**TASK PROMPT**: The lines to copy are those in the listing that hold the word "JSON".

>>>

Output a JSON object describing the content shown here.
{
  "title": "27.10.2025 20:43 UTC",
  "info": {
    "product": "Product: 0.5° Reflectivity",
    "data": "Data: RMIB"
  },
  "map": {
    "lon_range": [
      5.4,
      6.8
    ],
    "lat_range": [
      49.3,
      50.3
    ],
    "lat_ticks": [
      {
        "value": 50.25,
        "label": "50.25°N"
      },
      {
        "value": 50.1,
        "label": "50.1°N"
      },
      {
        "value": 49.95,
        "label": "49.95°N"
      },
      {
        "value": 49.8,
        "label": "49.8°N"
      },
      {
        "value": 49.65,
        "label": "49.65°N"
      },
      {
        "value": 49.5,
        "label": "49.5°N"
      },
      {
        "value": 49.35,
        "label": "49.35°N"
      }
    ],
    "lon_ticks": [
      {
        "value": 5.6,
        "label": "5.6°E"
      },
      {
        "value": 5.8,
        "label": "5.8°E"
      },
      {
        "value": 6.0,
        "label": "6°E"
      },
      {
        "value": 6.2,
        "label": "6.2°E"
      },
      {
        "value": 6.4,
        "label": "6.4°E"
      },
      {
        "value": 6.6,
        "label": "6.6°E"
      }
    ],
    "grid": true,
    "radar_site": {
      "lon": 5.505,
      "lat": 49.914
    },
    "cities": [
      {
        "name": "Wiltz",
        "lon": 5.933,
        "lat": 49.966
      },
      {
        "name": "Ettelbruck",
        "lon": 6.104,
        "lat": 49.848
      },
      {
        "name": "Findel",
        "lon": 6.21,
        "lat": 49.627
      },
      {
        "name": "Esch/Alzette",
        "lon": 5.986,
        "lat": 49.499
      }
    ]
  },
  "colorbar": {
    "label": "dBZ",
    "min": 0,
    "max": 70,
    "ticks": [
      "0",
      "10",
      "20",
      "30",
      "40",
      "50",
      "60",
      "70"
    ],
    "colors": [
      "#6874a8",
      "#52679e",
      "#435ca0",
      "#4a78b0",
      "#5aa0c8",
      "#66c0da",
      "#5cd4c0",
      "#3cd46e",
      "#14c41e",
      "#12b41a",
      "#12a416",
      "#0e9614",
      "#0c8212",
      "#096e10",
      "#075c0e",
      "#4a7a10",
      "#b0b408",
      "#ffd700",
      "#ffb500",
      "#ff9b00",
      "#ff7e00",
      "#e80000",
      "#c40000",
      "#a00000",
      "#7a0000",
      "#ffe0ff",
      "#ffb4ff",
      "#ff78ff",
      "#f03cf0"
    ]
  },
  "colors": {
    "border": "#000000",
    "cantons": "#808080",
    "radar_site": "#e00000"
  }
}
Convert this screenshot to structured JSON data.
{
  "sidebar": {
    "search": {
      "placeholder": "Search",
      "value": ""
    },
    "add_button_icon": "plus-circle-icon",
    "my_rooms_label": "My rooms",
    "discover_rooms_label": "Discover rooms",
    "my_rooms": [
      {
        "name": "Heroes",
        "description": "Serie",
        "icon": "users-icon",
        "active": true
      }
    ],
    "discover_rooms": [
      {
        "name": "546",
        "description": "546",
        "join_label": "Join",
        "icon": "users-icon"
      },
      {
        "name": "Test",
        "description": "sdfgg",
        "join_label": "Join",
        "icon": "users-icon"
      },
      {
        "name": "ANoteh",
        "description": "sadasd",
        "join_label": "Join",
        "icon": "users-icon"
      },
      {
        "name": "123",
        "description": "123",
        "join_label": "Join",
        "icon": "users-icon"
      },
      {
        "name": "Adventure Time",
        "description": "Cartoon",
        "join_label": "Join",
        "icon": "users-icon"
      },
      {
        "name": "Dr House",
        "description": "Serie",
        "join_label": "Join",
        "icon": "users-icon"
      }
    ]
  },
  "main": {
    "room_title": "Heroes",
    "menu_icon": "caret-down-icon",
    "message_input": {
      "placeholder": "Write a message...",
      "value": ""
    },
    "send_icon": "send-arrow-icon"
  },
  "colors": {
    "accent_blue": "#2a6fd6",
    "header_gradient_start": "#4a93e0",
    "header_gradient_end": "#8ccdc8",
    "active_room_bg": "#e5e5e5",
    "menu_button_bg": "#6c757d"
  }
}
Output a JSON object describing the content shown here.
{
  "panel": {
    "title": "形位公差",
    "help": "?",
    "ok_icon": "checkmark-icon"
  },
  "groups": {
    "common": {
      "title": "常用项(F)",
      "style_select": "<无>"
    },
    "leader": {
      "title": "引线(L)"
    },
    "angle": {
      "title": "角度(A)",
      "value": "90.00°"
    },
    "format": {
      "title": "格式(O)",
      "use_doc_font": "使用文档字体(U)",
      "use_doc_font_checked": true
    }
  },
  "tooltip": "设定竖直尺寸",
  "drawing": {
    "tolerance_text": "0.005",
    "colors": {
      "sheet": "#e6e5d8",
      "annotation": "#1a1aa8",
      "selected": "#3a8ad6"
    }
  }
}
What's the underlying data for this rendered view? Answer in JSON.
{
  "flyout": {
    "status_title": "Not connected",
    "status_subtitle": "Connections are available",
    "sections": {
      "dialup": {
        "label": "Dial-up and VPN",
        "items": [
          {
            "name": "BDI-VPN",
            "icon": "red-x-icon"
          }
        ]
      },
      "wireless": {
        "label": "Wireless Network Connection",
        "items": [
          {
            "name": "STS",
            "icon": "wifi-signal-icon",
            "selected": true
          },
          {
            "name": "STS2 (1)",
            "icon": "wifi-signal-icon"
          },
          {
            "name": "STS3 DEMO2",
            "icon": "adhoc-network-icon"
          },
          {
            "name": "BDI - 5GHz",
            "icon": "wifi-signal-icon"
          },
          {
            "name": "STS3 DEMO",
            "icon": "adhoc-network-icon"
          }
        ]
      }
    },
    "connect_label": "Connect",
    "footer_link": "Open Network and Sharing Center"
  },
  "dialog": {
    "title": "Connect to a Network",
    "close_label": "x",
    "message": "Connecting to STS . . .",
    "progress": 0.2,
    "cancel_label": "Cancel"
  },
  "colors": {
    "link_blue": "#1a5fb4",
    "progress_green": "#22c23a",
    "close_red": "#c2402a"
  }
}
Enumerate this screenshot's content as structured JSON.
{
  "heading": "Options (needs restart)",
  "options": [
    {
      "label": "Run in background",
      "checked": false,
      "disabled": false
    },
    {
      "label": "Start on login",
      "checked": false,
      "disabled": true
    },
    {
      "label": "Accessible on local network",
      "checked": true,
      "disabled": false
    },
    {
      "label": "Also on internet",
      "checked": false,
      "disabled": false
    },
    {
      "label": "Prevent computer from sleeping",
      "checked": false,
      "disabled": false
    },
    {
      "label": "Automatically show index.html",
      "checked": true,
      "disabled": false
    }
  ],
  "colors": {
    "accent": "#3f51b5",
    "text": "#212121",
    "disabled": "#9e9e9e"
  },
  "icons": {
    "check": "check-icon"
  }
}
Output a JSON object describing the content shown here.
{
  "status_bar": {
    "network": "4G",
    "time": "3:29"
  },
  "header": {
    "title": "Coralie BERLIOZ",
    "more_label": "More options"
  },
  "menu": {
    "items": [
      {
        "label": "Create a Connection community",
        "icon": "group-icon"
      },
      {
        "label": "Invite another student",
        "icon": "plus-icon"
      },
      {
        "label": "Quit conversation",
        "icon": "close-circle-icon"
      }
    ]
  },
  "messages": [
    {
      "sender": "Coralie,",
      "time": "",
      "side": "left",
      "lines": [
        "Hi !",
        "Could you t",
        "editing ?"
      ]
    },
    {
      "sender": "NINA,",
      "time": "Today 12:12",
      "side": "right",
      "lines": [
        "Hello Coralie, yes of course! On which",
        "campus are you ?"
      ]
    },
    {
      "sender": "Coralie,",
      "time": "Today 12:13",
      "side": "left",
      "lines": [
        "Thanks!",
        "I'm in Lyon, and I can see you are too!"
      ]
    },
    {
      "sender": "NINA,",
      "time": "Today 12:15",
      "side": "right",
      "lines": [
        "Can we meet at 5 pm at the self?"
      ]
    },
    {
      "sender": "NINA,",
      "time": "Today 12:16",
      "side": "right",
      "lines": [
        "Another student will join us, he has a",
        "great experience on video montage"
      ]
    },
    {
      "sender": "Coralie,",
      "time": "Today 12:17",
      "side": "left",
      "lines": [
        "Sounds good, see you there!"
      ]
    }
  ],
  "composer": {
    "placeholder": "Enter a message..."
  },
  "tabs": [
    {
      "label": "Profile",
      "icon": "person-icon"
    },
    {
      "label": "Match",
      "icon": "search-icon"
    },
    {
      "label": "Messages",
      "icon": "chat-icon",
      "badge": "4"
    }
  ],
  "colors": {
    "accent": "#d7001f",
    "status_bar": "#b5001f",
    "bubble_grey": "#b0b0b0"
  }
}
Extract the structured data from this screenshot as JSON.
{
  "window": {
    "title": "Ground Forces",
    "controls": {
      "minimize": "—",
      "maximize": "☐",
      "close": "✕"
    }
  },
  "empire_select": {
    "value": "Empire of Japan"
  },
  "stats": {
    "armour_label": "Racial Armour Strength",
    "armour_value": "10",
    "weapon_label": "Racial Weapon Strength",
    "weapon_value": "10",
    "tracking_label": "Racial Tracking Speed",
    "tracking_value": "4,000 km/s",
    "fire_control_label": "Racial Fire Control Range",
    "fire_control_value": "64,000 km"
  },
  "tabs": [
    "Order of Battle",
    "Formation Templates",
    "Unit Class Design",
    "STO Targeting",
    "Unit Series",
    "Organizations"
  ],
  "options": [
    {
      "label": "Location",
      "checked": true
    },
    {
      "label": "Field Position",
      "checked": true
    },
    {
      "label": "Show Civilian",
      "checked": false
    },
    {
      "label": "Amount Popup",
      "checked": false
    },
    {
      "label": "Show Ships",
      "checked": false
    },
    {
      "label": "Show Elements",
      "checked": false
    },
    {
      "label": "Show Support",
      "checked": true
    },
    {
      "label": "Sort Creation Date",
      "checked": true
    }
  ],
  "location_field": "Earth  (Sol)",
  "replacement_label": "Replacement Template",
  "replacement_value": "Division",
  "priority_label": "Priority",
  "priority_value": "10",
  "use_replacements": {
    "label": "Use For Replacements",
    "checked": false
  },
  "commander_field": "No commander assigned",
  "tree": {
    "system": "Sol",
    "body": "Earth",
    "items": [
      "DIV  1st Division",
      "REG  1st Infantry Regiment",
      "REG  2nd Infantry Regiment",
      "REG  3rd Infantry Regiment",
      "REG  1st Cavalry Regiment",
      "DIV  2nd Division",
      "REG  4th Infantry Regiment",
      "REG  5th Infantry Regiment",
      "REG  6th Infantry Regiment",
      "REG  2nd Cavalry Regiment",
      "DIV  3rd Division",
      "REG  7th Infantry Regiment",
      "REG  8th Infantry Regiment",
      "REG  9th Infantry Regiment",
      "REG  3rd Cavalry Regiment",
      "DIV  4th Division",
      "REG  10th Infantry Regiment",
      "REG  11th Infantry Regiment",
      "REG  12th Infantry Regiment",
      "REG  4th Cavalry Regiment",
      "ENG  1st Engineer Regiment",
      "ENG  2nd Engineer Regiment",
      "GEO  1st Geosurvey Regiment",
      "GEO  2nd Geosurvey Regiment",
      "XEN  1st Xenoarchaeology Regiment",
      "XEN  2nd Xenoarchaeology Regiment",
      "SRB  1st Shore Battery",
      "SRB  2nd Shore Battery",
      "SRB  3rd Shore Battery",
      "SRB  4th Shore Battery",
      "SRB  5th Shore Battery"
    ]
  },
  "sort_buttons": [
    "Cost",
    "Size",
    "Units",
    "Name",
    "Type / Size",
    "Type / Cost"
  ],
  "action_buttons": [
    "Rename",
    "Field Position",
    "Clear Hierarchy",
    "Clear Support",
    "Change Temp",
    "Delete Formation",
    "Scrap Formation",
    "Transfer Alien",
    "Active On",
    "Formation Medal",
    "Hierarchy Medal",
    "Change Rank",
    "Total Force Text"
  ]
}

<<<

**RESULT OF THIS EXERCISE**:
Output a JSON object describing the content shown here.
Convert this screenshot to structured JSON data.
Output a JSON object describing the content shown here.
What's the underlying data for this rendered view? Answer in JSON.
Enumerate this screenshot's content as structured JSON.
Output a JSON object describing the content shown here.
Extract the structured data from this screenshot as JSON.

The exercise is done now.